Risk is a fascinating subject and one of my favorite things to work on because, in the end, you find a solution for your concerns and a plan of attack for your expectations and hopes. That means that at the end of the analysis, when you have come up with your risk responses, you have a roadmap to address the threats and opportunities to your project. This exercise is essential to achieving success at a project level but also at an organizational level since the threats can affect the bottom line negatively. In contrast, the opportunities can positively affect the bottom line by increasing profits.
There are various theories regarding how to approach risk, including whether you need to or not if you have a small project. Still, I believe that all projects already need some level of scrutiny regarding risk. For example, we have all faced the dilemma of working beyond our comfort level regarding scope. Sometimes this manifests itself by not having enough staff to take on a new project, so we decide to hire someone quickly or outsource some work. Other times, the risk might be that the work is not precisely within our expertise level, but we feel we could do the work anyway. In other words, we challenge our comfort level, a type of risk. Therefore, we identify the risk, decide how to proceed, and, at least mentally, create a risk response in case something goes wrong or extremely right. The latter means that we do such a great job that a positive risk (opportunity) appears, and we have more work than we can handle. So, since we already perform a risk analysis, why not standardize it and make it part of our daily work.

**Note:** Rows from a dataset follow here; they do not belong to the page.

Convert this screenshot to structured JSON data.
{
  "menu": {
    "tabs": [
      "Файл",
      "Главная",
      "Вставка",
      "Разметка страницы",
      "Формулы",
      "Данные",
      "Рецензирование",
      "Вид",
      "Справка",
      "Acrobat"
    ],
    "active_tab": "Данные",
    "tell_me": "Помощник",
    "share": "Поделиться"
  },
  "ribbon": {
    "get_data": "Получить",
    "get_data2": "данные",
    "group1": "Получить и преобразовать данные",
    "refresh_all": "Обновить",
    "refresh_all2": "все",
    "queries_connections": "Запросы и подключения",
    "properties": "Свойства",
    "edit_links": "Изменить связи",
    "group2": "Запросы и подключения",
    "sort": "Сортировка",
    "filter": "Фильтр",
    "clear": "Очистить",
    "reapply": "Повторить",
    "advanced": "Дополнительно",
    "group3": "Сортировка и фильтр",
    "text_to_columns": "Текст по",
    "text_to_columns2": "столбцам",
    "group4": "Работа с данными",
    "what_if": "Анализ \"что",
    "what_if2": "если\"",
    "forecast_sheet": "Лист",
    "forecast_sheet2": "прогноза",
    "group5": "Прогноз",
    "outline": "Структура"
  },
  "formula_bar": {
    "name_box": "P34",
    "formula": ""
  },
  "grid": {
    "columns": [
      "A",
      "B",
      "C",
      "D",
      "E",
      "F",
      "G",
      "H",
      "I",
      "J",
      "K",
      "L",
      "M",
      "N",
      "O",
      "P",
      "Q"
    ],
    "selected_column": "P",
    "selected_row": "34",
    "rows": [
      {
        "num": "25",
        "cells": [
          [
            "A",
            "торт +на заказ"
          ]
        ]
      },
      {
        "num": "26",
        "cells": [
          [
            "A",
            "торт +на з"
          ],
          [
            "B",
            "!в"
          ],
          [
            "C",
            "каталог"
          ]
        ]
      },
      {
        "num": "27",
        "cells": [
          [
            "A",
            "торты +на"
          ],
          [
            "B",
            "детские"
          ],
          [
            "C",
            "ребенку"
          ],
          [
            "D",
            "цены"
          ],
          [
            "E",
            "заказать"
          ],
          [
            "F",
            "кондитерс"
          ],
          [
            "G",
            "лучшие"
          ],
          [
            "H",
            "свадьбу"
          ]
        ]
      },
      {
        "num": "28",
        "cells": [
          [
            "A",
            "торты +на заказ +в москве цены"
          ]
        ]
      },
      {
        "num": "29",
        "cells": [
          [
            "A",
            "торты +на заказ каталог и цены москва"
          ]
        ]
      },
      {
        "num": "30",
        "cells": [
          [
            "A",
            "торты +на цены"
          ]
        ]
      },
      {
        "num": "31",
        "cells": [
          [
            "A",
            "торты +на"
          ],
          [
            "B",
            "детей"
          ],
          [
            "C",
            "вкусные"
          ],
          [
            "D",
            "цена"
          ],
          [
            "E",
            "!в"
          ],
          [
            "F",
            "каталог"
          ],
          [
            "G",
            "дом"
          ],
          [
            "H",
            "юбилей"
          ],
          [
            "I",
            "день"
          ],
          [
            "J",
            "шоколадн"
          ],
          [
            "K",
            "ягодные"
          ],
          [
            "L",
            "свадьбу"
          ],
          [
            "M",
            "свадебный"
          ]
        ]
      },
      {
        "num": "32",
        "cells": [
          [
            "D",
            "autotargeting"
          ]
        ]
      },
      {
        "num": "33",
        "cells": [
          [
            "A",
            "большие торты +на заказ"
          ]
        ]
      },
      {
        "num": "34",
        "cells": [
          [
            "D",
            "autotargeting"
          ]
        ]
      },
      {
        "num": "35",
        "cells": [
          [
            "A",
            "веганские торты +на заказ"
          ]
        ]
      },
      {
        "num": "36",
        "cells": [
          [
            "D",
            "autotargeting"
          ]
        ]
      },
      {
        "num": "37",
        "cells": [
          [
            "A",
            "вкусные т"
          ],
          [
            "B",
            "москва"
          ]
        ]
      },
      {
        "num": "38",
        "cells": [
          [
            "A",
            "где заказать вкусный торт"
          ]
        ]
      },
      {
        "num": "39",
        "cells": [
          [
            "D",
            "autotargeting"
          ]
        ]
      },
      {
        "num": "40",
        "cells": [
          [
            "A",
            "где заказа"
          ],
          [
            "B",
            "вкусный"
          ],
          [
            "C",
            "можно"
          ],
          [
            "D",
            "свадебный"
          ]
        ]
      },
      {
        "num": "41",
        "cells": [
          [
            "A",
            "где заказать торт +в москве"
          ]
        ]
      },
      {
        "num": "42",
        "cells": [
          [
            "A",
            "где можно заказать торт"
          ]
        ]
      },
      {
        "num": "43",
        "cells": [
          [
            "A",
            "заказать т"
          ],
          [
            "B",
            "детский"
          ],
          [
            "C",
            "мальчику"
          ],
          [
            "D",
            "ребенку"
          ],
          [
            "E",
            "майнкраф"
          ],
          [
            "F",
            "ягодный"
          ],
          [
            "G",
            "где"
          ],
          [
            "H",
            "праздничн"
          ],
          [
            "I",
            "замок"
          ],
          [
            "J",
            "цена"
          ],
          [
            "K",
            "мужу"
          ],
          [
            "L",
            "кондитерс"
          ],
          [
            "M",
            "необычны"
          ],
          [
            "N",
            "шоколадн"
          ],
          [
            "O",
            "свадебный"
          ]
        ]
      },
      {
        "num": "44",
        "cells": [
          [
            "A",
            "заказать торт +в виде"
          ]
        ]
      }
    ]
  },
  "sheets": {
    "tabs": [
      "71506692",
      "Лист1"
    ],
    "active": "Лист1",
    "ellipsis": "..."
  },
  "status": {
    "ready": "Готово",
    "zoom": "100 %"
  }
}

For example, I am currently working on a new project with extremely straightforward civil work. That part could not be any easier and, therefore, well within my level of expertise. However, the administrative, managerial and bureaucratic parts are quite different from what we are used to. At the same time, if we do well on this project, which I feel we will, it will open up a brand new segment of work for our firm and something that we feel strongly about, which is designing and constructing a sustainable built environment. Therefore, we ran a detailed risk analysis to identify everything that could go wrong (threats) and what could go right (threats) and, after weighing the probability ratios and impacts, determined that the outcome would be to our advantage if we were vigilant. This means that we detailed not only the risks we identified but also the triggers to those risks to strengthen the ones we want to see materialize, as well as meet the ones we are trying to mitigate head-on.
At PM Workshops, we are fortunate to have qualified staff with extensive experience in risk management across many fields, including banking, real estate, engineering, construction, manufacturing, and many other sectors.